- Input -
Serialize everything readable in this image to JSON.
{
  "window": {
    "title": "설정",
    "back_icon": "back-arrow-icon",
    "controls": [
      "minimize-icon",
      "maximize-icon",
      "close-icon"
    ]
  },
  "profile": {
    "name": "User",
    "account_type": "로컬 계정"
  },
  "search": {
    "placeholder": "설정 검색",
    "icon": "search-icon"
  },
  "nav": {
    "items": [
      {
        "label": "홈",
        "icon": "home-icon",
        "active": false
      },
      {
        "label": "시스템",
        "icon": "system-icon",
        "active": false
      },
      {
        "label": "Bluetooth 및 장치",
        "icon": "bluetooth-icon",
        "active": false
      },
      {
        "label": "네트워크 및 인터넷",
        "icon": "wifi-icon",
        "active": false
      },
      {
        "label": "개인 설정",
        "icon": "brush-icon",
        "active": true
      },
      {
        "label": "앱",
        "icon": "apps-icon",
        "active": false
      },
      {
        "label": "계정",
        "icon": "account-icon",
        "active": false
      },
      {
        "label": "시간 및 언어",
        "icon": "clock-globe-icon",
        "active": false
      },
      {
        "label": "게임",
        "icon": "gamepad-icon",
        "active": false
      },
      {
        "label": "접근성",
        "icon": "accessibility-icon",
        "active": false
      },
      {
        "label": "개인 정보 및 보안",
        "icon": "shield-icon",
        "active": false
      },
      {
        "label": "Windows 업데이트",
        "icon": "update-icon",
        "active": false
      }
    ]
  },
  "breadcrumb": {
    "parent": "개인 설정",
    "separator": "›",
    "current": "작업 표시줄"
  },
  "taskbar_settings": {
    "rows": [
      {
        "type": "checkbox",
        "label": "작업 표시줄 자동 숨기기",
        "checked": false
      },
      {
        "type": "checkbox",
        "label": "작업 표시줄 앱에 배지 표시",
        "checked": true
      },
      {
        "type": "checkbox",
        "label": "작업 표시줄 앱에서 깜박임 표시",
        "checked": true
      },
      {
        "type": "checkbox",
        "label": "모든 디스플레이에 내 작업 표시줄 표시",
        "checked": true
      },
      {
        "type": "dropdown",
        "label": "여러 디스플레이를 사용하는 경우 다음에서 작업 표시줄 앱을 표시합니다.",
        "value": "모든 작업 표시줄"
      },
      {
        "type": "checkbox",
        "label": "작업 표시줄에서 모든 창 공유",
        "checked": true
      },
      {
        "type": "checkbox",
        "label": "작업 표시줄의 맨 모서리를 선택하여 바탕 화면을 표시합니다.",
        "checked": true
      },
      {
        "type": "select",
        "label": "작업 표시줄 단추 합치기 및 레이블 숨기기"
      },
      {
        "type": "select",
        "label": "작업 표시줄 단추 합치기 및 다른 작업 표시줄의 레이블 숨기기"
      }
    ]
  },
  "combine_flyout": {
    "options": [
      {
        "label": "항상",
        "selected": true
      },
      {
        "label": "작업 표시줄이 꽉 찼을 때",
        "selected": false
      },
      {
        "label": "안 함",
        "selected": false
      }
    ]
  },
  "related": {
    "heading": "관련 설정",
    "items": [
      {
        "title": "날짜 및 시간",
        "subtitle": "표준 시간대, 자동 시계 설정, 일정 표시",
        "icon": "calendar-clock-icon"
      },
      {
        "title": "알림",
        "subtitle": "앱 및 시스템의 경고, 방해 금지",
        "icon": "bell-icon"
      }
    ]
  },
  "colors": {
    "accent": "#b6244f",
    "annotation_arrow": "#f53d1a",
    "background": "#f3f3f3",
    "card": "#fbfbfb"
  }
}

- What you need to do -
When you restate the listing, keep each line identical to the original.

- Result of the task -
Serialize everything readable in this image to JSON.
{
  "window": {
    "title": "설정",
    "back_icon": "back-arrow-icon",
    "controls": [
      "minimize-icon",
      "maximize-icon",
      "close-icon"
    ]
  },
  "profile": {
    "name": "User",
    "account_type": "로컬 계정"
  },
  "search": {
    "placeholder": "설정 검색",
    "icon": "search-icon"
  },
  "nav": {
    "items": [
      {
        "label": "홈",
        "icon": "home-icon",
        "active": false
      },
      {
        "label": "시스템",
        "icon": "system-icon",
        "active": false
      },
      {
        "label": "Bluetooth 및 장치",
        "icon": "bluetooth-icon",
        "active": false
      },
      {
        "label": "네트워크 및 인터넷",
        "icon": "wifi-icon",
        "active": false
      },
      {
        "label": "개인 설정",
        "icon": "brush-icon",
        "active": true
      },
      {
        "label": "앱",
        "icon": "apps-icon",
        "active": false
      },
      {
        "label": "계정",
        "icon": "account-icon",
        "active": false
      },
      {
        "label": "시간 및 언어",
        "icon": "clock-globe-icon",
        "active": false
      },
      {
        "label": "게임",
        "icon": "gamepad-icon",
        "active": false
      },
      {
        "label": "접근성",
        "icon": "accessibility-icon",
        "active": false
      },
      {
        "label": "개인 정보 및 보안",
        "icon": "shield-icon",
        "active": false
      },
      {
        "label": "Windows 업데이트",
        "icon": "update-icon",
        "active": false
      }
    ]
  },
  "breadcrumb": {
    "parent": "개인 설정",
    "separator": "›",
    "current": "작업 표시줄"
  },
  "taskbar_settings": {
    "rows": [
      {
        "type": "checkbox",
        "label": "작업 표시줄 자동 숨기기",
        "checked": false
      },
      {
        "type": "checkbox",
        "label": "작업 표시줄 앱에 배지 표시",
        "checked": true
      },
      {
        "type": "checkbox",
        "label": "작업 표시줄 앱에서 깜박임 표시",
        "checked": true
      },
      {
        "type": "checkbox",
        "label": "모든 디스플레이에 내 작업 표시줄 표시",
        "checked": true
      },
      {
        "type": "dropdown",
        "label": "여러 디스플레이를 사용하는 경우 다음에서 작업 표시줄 앱을 표시합니다.",
        "value": "모든 작업 표시줄"
      },
      {
        "type": "checkbox",
        "label": "작업 표시줄에서 모든 창 공유",
        "checked": true
      },
      {
        "type": "checkbox",
        "label": "작업 표시줄의 맨 모서리를 선택하여 바탕 화면을 표시합니다.",
        "checked": true
      },
      {
        "type": "select",
        "label": "작업 표시줄 단추 합치기 및 레이블 숨기기"
      },
      {
        "type": "select",
        "label": "작업 표시줄 단추 합치기 및 다른 작업 표시줄의 레이블 숨기기"
      }
    ]
  },
  "combine_flyout": {
    "options": [
      {
        "label": "항상",
        "selected": true
      },
      {
        "label": "작업 표시줄이 꽉 찼을 때",
        "selected": false
      },
      {
        "label": "안 함",
        "selected": false
      }
    ]
  },
  "related": {
    "heading": "관련 설정",
    "items": [
      {
        "title": "날짜 및 시간",
        "subtitle": "표준 시간대, 자동 시계 설정, 일정 표시",
        "icon": "calendar-clock-icon"
      },
      {
        "title": "알림",
        "subtitle": "앱 및 시스템의 경고, 방해 금지",
        "icon": "bell-icon"
      }
    ]
  },
  "colors": {
    "accent": "#b6244f",
    "annotation_arrow": "#f53d1a",
    "background": "#f3f3f3",
    "card": "#fbfbfb"
  }
}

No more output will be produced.